• _ACTIVITY_
Each entry needs to be repeated exactly, with nothing added or removed.
──────
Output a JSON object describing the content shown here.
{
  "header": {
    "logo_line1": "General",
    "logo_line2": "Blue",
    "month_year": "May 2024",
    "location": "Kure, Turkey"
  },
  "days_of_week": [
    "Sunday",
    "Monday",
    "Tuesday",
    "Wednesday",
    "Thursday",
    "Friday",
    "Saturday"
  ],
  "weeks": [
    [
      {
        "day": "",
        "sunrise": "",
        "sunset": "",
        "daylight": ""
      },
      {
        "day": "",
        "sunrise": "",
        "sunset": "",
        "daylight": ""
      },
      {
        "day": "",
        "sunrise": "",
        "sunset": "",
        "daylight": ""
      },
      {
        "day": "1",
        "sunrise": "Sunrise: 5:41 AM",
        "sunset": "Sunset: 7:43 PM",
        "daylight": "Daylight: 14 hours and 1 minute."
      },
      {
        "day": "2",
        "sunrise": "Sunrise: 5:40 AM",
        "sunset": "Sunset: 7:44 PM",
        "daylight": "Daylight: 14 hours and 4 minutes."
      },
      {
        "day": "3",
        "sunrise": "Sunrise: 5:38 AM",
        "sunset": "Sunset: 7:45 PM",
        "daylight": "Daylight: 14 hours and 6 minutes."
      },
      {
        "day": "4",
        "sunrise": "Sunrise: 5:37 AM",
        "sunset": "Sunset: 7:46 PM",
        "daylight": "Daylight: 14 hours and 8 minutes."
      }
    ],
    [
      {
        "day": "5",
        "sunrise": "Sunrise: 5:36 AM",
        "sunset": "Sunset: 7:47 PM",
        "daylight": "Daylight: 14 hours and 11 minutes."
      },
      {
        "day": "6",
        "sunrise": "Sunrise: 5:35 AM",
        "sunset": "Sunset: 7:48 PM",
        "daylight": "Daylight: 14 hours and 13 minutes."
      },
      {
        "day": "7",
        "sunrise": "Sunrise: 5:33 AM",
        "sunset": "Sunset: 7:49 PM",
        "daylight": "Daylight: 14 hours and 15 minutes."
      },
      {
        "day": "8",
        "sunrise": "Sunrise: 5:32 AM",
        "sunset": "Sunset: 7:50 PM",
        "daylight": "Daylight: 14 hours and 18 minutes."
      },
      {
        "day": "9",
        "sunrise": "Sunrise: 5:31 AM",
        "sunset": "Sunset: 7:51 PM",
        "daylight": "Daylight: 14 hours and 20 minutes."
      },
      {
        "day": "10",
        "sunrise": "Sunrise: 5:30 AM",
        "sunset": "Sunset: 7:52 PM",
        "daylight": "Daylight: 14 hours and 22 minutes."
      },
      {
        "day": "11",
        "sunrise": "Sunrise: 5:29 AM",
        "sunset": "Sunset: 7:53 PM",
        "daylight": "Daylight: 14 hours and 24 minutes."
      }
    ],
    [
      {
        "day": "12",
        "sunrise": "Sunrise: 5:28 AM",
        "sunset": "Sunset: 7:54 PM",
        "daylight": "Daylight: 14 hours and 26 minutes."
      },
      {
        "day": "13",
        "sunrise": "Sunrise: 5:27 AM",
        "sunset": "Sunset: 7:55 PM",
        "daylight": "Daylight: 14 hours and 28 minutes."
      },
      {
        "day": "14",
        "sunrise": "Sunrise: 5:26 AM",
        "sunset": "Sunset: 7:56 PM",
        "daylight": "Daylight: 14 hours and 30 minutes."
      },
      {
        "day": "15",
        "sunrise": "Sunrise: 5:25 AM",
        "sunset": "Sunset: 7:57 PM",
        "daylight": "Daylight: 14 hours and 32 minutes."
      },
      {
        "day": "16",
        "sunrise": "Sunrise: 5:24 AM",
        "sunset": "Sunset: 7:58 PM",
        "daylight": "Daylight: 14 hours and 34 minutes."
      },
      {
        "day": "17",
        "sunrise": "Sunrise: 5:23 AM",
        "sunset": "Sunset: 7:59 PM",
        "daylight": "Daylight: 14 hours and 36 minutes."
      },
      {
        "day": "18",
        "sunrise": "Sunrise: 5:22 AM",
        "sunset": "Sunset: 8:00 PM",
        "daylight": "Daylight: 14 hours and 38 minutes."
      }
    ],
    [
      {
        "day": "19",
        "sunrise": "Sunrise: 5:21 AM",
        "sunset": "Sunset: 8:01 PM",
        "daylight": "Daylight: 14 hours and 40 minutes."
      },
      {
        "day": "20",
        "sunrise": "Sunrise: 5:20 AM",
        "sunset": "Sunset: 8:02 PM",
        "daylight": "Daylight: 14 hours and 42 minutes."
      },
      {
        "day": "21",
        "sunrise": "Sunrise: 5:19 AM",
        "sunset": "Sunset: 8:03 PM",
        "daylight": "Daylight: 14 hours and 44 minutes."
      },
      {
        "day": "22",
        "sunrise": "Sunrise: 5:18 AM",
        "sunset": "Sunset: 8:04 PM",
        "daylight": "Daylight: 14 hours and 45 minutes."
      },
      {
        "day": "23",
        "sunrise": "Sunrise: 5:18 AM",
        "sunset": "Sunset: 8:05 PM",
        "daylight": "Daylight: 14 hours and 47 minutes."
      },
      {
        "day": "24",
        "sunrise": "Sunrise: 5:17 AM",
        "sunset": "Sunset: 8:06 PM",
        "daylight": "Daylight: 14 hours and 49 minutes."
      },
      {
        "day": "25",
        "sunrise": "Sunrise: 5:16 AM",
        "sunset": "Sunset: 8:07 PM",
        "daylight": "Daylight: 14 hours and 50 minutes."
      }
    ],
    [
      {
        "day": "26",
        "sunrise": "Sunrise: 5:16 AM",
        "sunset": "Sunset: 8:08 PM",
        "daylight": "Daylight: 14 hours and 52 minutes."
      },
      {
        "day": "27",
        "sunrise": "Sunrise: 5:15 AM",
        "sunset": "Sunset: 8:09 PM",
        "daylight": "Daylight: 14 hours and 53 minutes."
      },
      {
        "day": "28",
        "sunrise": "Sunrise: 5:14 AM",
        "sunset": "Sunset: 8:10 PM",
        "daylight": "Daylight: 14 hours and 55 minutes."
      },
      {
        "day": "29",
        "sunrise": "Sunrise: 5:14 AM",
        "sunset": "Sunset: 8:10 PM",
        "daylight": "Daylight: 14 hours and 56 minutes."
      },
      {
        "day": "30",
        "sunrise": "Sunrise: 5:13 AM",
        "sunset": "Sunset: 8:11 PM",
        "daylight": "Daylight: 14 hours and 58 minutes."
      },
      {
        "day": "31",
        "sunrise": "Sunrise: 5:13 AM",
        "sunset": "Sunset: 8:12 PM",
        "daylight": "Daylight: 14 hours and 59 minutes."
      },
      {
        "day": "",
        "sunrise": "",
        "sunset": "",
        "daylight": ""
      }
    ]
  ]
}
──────
• _RESULT OF THIS EXERCISE_
Output a JSON object describing the content shown here.
{
  "header": {
    "logo_line1": "General",
    "logo_line2": "Blue",
    "month_year": "May 2024",
    "location": "Kure, Turkey"
  },
  "days_of_week": [
    "Sunday",
    "Monday",
    "Tuesday",
    "Wednesday",
    "Thursday",
    "Friday",
    "Saturday"
  ],
  "weeks": [
    [
      {
        "day": "",
        "sunrise": "",
        "sunset": "",
        "daylight": ""
      },
      {
        "day": "",
        "sunrise": "",
        "sunset": "",
        "daylight": ""
      },
      {
        "day": "",
        "sunrise": "",
        "sunset": "",
        "daylight": ""
      },
      {
        "day": "1",
        "sunrise": "Sunrise: 5:41 AM",
        "sunset": "Sunset: 7:43 PM",
        "daylight": "Daylight: 14 hours and 1 minute."
      },
      {
        "day": "2",
        "sunrise": "Sunrise: 5:40 AM",
        "sunset": "Sunset: 7:44 PM",
        "daylight": "Daylight: 14 hours and 4 minutes."
      },
      {
        "day": "3",
        "sunrise": "Sunrise: 5:38 AM",
        "sunset": "Sunset: 7:45 PM",
        "daylight": "Daylight: 14 hours and 6 minutes."
      },
      {
        "day": "4",
        "sunrise": "Sunrise: 5:37 AM",
        "sunset": "Sunset: 7:46 PM",
        "daylight": "Daylight: 14 hours and 8 minutes."
      }
    ],
    [
      {
        "day": "5",
        "sunrise": "Sunrise: 5:36 AM",
        "sunset": "Sunset: 7:47 PM",
        "daylight": "Daylight: 14 hours and 11 minutes."
      },
      {
        "day": "6",
        "sunrise": "Sunrise: 5:35 AM",
        "sunset": "Sunset: 7:48 PM",
        "daylight": "Daylight: 14 hours and 13 minutes."
      },
      {
        "day": "7",
        "sunrise": "Sunrise: 5:33 AM",
        "sunset": "Sunset: 7:49 PM",
        "daylight": "Daylight: 14 hours and 15 minutes."
      },
      {
        "day": "8",
        "sunrise": "Sunrise: 5:32 AM",
        "sunset": "Sunset: 7:50 PM",
        "daylight": "Daylight: 14 hours and 18 minutes."
      },
      {
        "day": "9",
        "sunrise": "Sunrise: 5:31 AM",
        "sunset": "Sunset: 7:51 PM",
        "daylight": "Daylight: 14 hours and 20 minutes."
      },
      {
        "day": "10",
        "sunrise": "Sunrise: 5:30 AM",
        "sunset": "Sunset: 7:52 PM",
        "daylight": "Daylight: 14 hours and 22 minutes."
      },
      {
        "day": "11",
        "sunrise": "Sunrise: 5:29 AM",
        "sunset": "Sunset: 7:53 PM",
        "daylight": "Daylight: 14 hours and 24 minutes."
      }
    ],
    [
      {
        "day": "12",
        "sunrise": "Sunrise: 5:28 AM",
        "sunset": "Sunset: 7:54 PM",
        "daylight": "Daylight: 14 hours and 26 minutes."
      },
      {
        "day": "13",
        "sunrise": "Sunrise: 5:27 AM",
        "sunset": "Sunset: 7:55 PM",
        "daylight": "Daylight: 14 hours and 28 minutes."
      },
      {
        "day": "14",
        "sunrise": "Sunrise: 5:26 AM",
        "sunset": "Sunset: 7:56 PM",
        "daylight": "Daylight: 14 hours and 30 minutes."
      },
      {
        "day": "15",
        "sunrise": "Sunrise: 5:25 AM",
        "sunset": "Sunset: 7:57 PM",
        "daylight": "Daylight: 14 hours and 32 minutes."
      },
      {
        "day": "16",
        "sunrise": "Sunrise: 5:24 AM",
        "sunset": "Sunset: 7:58 PM",
        "daylight": "Daylight: 14 hours and 34 minutes."
      },
      {
        "day": "17",
        "sunrise": "Sunrise: 5:23 AM",
        "sunset": "Sunset: 7:59 PM",
        "daylight": "Daylight: 14 hours and 36 minutes."
      },
      {
        "day": "18",
        "sunrise": "Sunrise: 5:22 AM",
        "sunset": "Sunset: 8:00 PM",
        "daylight": "Daylight: 14 hours and 38 minutes."
      }
    ],
    [
      {
        "day": "19",
        "sunrise": "Sunrise: 5:21 AM",
        "sunset": "Sunset: 8:01 PM",
        "daylight": "Daylight: 14 hours and 40 minutes."
      },
      {
        "day": "20",
        "sunrise": "Sunrise: 5:20 AM",
        "sunset": "Sunset: 8:02 PM",
        "daylight": "Daylight: 14 hours and 42 minutes."
      },
      {
        "day": "21",
        "sunrise": "Sunrise: 5:19 AM",
        "sunset": "Sunset: 8:03 PM",
        "daylight": "Daylight: 14 hours and 44 minutes."
      },
      {
        "day": "22",
        "sunrise": "Sunrise: 5:18 AM",
        "sunset": "Sunset: 8:04 PM",
        "daylight": "Daylight: 14 hours and 45 minutes."
      },
      {
        "day": "23",
        "sunrise": "Sunrise: 5:18 AM",
        "sunset": "Sunset: 8:05 PM",
        "daylight": "Daylight: 14 hours and 47 minutes."
      },
      {
        "day": "24",
        "sunrise": "Sunrise: 5:17 AM",
        "sunset": "Sunset: 8:06 PM",
        "daylight": "Daylight: 14 hours and 49 minutes."
      },
      {
        "day": "25",
        "sunrise": "Sunrise: 5:16 AM",
        "sunset": "Sunset: 8:07 PM",
        "daylight": "Daylight: 14 hours and 50 minutes."
      }
    ],
    [
      {
        "day": "26",
        "sunrise": "Sunrise: 5:16 AM",
        "sunset": "Sunset: 8:08 PM",
        "daylight": "Daylight: 14 hours and 52 minutes."
      },
      {
        "day": "27",
        "sunrise": "Sunrise: 5:15 AM",
        "sunset": "Sunset: 8:09 PM",
        "daylight": "Daylight: 14 hours and 53 minutes."
      },
      {
        "day": "28",
        "sunrise": "Sunrise: 5:14 AM",
        "sunset": "Sunset: 8:10 PM",
        "daylight": "Daylight: 14 hours and 55 minutes."
      },
      {
        "day": "29",
        "sunrise": "Sunrise: 5:14 AM",
        "sunset": "Sunset: 8:10 PM",
        "daylight": "Daylight: 14 hours and 56 minutes."
      },
      {
        "day": "30",
        "sunrise": "Sunrise: 5:13 AM",
        "sunset": "Sunset: 8:11 PM",
        "daylight": "Daylight: 14 hours and 58 minutes."
      },
      {
        "day": "31",
        "sunrise": "Sunrise: 5:13 AM",
        "sunset": "Sunset: 8:12 PM",
        "daylight": "Daylight: 14 hours and 59 minutes."
      },
      {
        "day": "",
        "sunrise": "",
        "sunset": "",
        "daylight": ""
      }
    ]
  ]
}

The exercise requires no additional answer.